Aside from the world-building guides, rules for running adventures in odd locales, and gobs of cool treasure items and drawings, there are also two nice sections tucked away in the back of the book for expanding and customizing your campaign. Chapter 9: Dungeon Master’s Workshop (pg 263), contains character and rules customization information which can give a DM a lot of flexibility in running the game the way they want to. A lot of folks were expecting some prestige classes or guide information to be in the DMG, but it’s not there. However, there is a nice-sized section on customizing options for your players not tied to class or race. For instance, there is a good summary on pages 288 & 289 on using Spell Points versus the traditional spell slot system. On page 265 is a simple but efficient description of how to incorporate Hero Points into your campaign, another popular variant. There are also combat options and guides to creating your own monsters, spells and magic items to keep them consistent with the existing rule mechanics. Very good information!

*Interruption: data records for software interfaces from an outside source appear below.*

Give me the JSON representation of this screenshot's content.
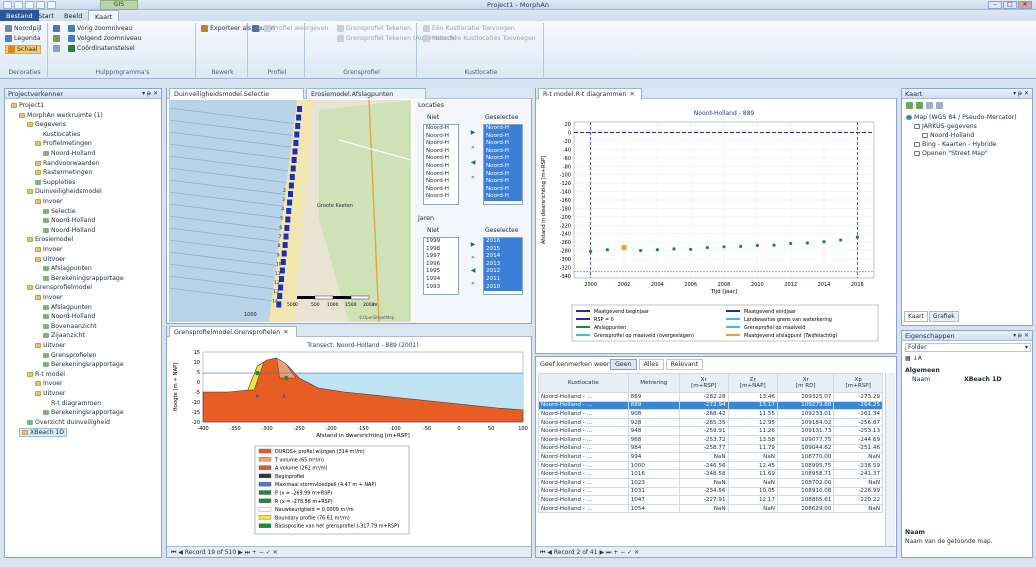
{
  "window": {
    "title": "Project1 - MorphAn",
    "context_tab": "GIS",
    "min": "–",
    "max": "□",
    "close": "✕"
  },
  "ribbon_tabs": [
    {
      "label": "Bestand"
    },
    {
      "label": "Start"
    },
    {
      "label": "Beeld"
    },
    {
      "label": "Kaart"
    }
  ],
  "ribbon": {
    "decoraties": {
      "name": "Decoraties",
      "noordpijl": "Noordpijl",
      "legenda": "Legenda",
      "schaal": "Schaal"
    },
    "hulp": {
      "name": "Hulpprogramma's",
      "vorig": "Vorig zoomniveau",
      "volgend": "Volgend zoomniveau",
      "coord": "Coördinatenstelsel"
    },
    "bewerk": {
      "name": "Bewerk",
      "export": "Exporteer als figuren"
    },
    "profiel": {
      "name": "Profiel",
      "weergeven": "Profiel weergeven"
    },
    "grensprofiel": {
      "name": "Grensprofiel",
      "tekenen": "Grensprofiel Tekenen",
      "auto": "Grensprofiel Tekenen (Automatisch)"
    },
    "kustlocatie": {
      "name": "Kustlocatie",
      "een": "Eén Kustlocatie Toevoegen",
      "meer": "Meerdere Kustlocaties Toevoegen"
    }
  },
  "explorer": {
    "title": "Projectverkenner",
    "pin": "▾ ᵽ ✕",
    "items": [
      {
        "label": "Project1"
      },
      {
        "label": "MorphAn werkruimte (1)"
      },
      {
        "label": "Gegevens"
      },
      {
        "label": "Kustlocaties"
      },
      {
        "label": "Profielmetingen"
      },
      {
        "label": "Noord-Holland"
      },
      {
        "label": "Randvoorwaarden"
      },
      {
        "label": "Rastermetingen"
      },
      {
        "label": "Suppleties"
      },
      {
        "label": "Duinveiligheidsmodel"
      },
      {
        "label": "Invoer"
      },
      {
        "label": "Selectie"
      },
      {
        "label": "Noord-Holland"
      },
      {
        "label": "Noord-Holland"
      },
      {
        "label": "Erosiemodel"
      },
      {
        "label": "Invoer"
      },
      {
        "label": "Uitvoer"
      },
      {
        "label": "Afslagpunten"
      },
      {
        "label": "Berekeningsrapportage"
      },
      {
        "label": "Grensprofielmodel"
      },
      {
        "label": "Invoer"
      },
      {
        "label": "Afslagpunten"
      },
      {
        "label": "Noord-Holland"
      },
      {
        "label": "Bovenaanzicht"
      },
      {
        "label": "Zijaanzicht"
      },
      {
        "label": "Uitvoer"
      },
      {
        "label": "Grensprofielen"
      },
      {
        "label": "Berekeningsrapportage"
      },
      {
        "label": "R-t model"
      },
      {
        "label": "Invoer"
      },
      {
        "label": "Uitvoer"
      },
      {
        "label": "R-t diagrammen"
      },
      {
        "label": "Berekeningsrapportage"
      },
      {
        "label": "Overzicht duinveiligheid"
      },
      {
        "label": "XBeach 1D"
      }
    ]
  },
  "map_doc": {
    "tabs": [
      "Duinveiligheidsmodel.Selectie",
      "Erosiemodel.Afslagpunten"
    ],
    "place_label": "Groote Keeten",
    "scale_labels": [
      "0",
      "500",
      "1000",
      "1500",
      "2000"
    ],
    "scale_unit": "m",
    "scale_left": "500",
    "attribution": "©OpenStreetMap",
    "transect_numbers": [
      "2",
      "3",
      "4",
      "5",
      "6",
      "7",
      "8",
      "9",
      "10",
      "11",
      "12",
      "13",
      "14"
    ],
    "bottom_label": "1000"
  },
  "locaties": {
    "title": "Locaties",
    "niet": "Niet",
    "geselecteerd": "Geselectee",
    "niet_items": [
      "Noord-H",
      "Noord-H",
      "Noord-H",
      "Noord-H",
      "Noord-H",
      "Noord-H",
      "Noord-H",
      "Noord-H",
      "Noord-H",
      "Noord-H"
    ],
    "sel_items": [
      "Noord-H",
      "Noord-H",
      "Noord-H",
      "Noord-H",
      "Noord-H",
      "Noord-H",
      "Noord-H",
      "Noord-H",
      "Noord-H",
      "Noord-H"
    ],
    "jaren": "Jaren",
    "jaren_niet": [
      "1999",
      "1998",
      "1997",
      "1996",
      "1995",
      "1994",
      "1993"
    ],
    "jaren_sel": [
      "2016",
      "2015",
      "2014",
      "2013",
      "2012",
      "2011",
      "2010"
    ]
  },
  "grens_doc": {
    "tab": "Grensprofielmodel.Grensprofielen",
    "chart_data": {
      "type": "line",
      "title": "Transect: Noord-Holland - 889 (2001)",
      "xlabel": "Afstand in dwarsrichting [m+RSP]",
      "ylabel": "Hoogte [m + NAP]",
      "xlim": [
        -400,
        100
      ],
      "ylim": [
        -20,
        15
      ],
      "xticks": [
        "-400",
        "-350",
        "-300",
        "-250",
        "-200",
        "-150",
        "-100",
        "-50",
        "0",
        "50",
        "100"
      ],
      "yticks": [
        "15",
        "10",
        "5",
        "0",
        "-5",
        "-10",
        "-15",
        "-20"
      ]
    },
    "legend": [
      "DUROS+ profiel wijzigen (314 m³/m)",
      "T volume (65 m³/m)",
      "A volume (262 m³/m)",
      "Beginprofiel",
      "Maximaal stormvloedpeil (4.47 m + NAP)",
      "P (x = -269.99 m+RSP)",
      "R (x = -278.58 m+RSP)",
      "Nauwkeurigheid = 0.0009 m³/m",
      "Boundary profile (76.61 m³/m)",
      "Basispositie van het grensprofiel (-317.79 m+RSP)"
    ],
    "status": "Record 19 of 510"
  },
  "rt_doc": {
    "tab": "R-t model.R-t diagrammen",
    "chart_data": {
      "type": "scatter",
      "title": "Noord-Holland - 889",
      "xlabel": "Tijd [jaar]",
      "ylabel": "Afstand in dwarsrichting [m+RSP]",
      "xlim": [
        1999,
        2017
      ],
      "ylim": [
        -345,
        25
      ],
      "xticks": [
        "2000",
        "2002",
        "2004",
        "2006",
        "2008",
        "2010",
        "2012",
        "2014",
        "2016"
      ],
      "yticks": [
        "20",
        "0",
        "-20",
        "-40",
        "-60",
        "-80",
        "-100",
        "-120",
        "-140",
        "-160",
        "-180",
        "-200",
        "-220",
        "-240",
        "-260",
        "-280",
        "-300",
        "-320",
        "-340"
      ],
      "series": [
        {
          "name": "Afslagpunten",
          "x": [
            2000,
            2001,
            2003,
            2004,
            2005,
            2006,
            2007,
            2008,
            2009,
            2010,
            2011,
            2012,
            2013,
            2014,
            2015,
            2016
          ],
          "y": [
            -282,
            -278,
            -280,
            -278,
            -276,
            -277,
            -273,
            -271,
            -270,
            -268,
            -267,
            -263,
            -262,
            -259,
            -255,
            -248
          ]
        },
        {
          "name": "Maatgevend afslagpunt (Twijfelachtig)",
          "x": [
            2002
          ],
          "y": [
            -273
          ]
        }
      ]
    },
    "legend": [
      "Maatgevend beginjaar",
      "Maatgevend eindjaar",
      "RSP = 0",
      "Landwaartse grens van waterkering",
      "Afslagpunten",
      "Grensprofiel op maaiveld",
      "Grensprofiel op maaiveld (overgeslagen)",
      "Maatgevend afslagpunt (Twijfelachtig)"
    ]
  },
  "table": {
    "label": "Geef kenmerken weer",
    "filters": [
      "Geen",
      "Alles",
      "Relevant"
    ],
    "headers": [
      "Kustlocatie",
      "Metrering",
      "Xr\n[m+RSP]",
      "Zr\n[m+NAP]",
      "Xr\n[m RD]",
      "Xp\n[m+RSP]"
    ],
    "rows": [
      [
        "Noord-Holland - ...",
        "869",
        "-282.28",
        "13.46",
        "109325.07",
        "-273.29"
      ],
      [
        "Noord-Holland - ...",
        "889",
        "-272.94",
        "13.17",
        "109279.88",
        "-264.25"
      ],
      [
        "Noord-Holland - ...",
        "908",
        "-268.42",
        "11.55",
        "109233.01",
        "-261.34"
      ],
      [
        "Noord-Holland - ...",
        "928",
        "-265.35",
        "12.95",
        "109184.02",
        "-256.87"
      ],
      [
        "Noord-Holland - ...",
        "948",
        "-259.91",
        "11.26",
        "109131.73",
        "-253.13"
      ],
      [
        "Noord-Holland - ...",
        "968",
        "-253.72",
        "13.58",
        "109077.75",
        "-244.69"
      ],
      [
        "Noord-Holland - ...",
        "984",
        "-258.77",
        "11.79",
        "109044.62",
        "-251.46"
      ],
      [
        "Noord-Holland - ...",
        "994",
        "NaN",
        "NaN",
        "108770.00",
        "NaN"
      ],
      [
        "Noord-Holland - ...",
        "1000",
        "-246.56",
        "12.45",
        "108995.75",
        "-238.59"
      ],
      [
        "Noord-Holland - ...",
        "1016",
        "-248.58",
        "11.69",
        "108958.71",
        "-241.37"
      ],
      [
        "Noord-Holland - ...",
        "1023",
        "NaN",
        "NaN",
        "108702.00",
        "NaN"
      ],
      [
        "Noord-Holland - ...",
        "1031",
        "-234.56",
        "10.05",
        "108910.08",
        "-228.99"
      ],
      [
        "Noord-Holland - ...",
        "1047",
        "-227.91",
        "12.17",
        "108865.61",
        "-220.22"
      ],
      [
        "Noord-Holland - ...",
        "1054",
        "NaN",
        "NaN",
        "108629.00",
        "NaN"
      ]
    ],
    "status": "Record 2 of 41"
  },
  "kaart": {
    "title": "Kaart",
    "items": [
      "Map (WGS 84 / Pseudo-Mercator)",
      "JARKUS-gegevens",
      "Noord-Holland",
      "Bing - Kaarten - Hybride",
      "Openen \"Street Map\""
    ],
    "tabs": [
      "Kaart",
      "Grafiek"
    ]
  },
  "props": {
    "title": "Eigenschappen",
    "folder": "Folder",
    "section": "Algemeen",
    "name_key": "Naam",
    "name_val": "XBeach 1D",
    "desc_title": "Naam",
    "desc": "Naam van de getoonde map."
  }
}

And then there are the appendices. Appendix A: Random Dungeons contains the normal tables for creating, you guessed it, random dungeons. Included are random encounter and dungeon dressing tables which, when combined with the Monster Manual and the random Treasure tables in the DMG will enable anyone with a basic understanding of the rules to run a dungeon crawl off the cuff. Appendix B: Monster Lists provides the categorization of monsters by challenge rating which everyone bemoaned as “missing” from the Monster Manual (but provided by WotC as a free PDF online), as well as other useful information on monsters and their statistics. Lastly, Appendix C: Maps contains a nice variety of highly detailed and useful maps that are well worth a long look. In fact, they contain such attention to details that this reader wonders if they came from some forthcoming campaign materials.
Overall this book is a no-brainer for anyone who wants to run a 5th Edition D&D campaign. It has very few drawbacks and contains all of the information that experienced DMs will expect, as well as very well thought-out guides for the newbie game master. The layout is nicely planned, and though it is a reference book and not meant to be read cover-to-cover, the chapters flow nicely and the information is well laid-out in a thoughtful manner. And I like the “disclaimer” at the beginning of the book which has been the development team’s standard on all of the publications for 5th Edition so far. Very nice, indeed!
The 5th Edition Dungeon Master’s Guide for Dungeons & Dragons is available at Amazon.com and other fine online stores, as well as your local book retailer. The Tyranny of Dragons campaign books, Hoard of the Dragon Queen and The Rise of Tiamat are also available at Amazon.com as well as your local book store, as are the other two D&D rule books, the Player’s Handbook and the Monster Manual.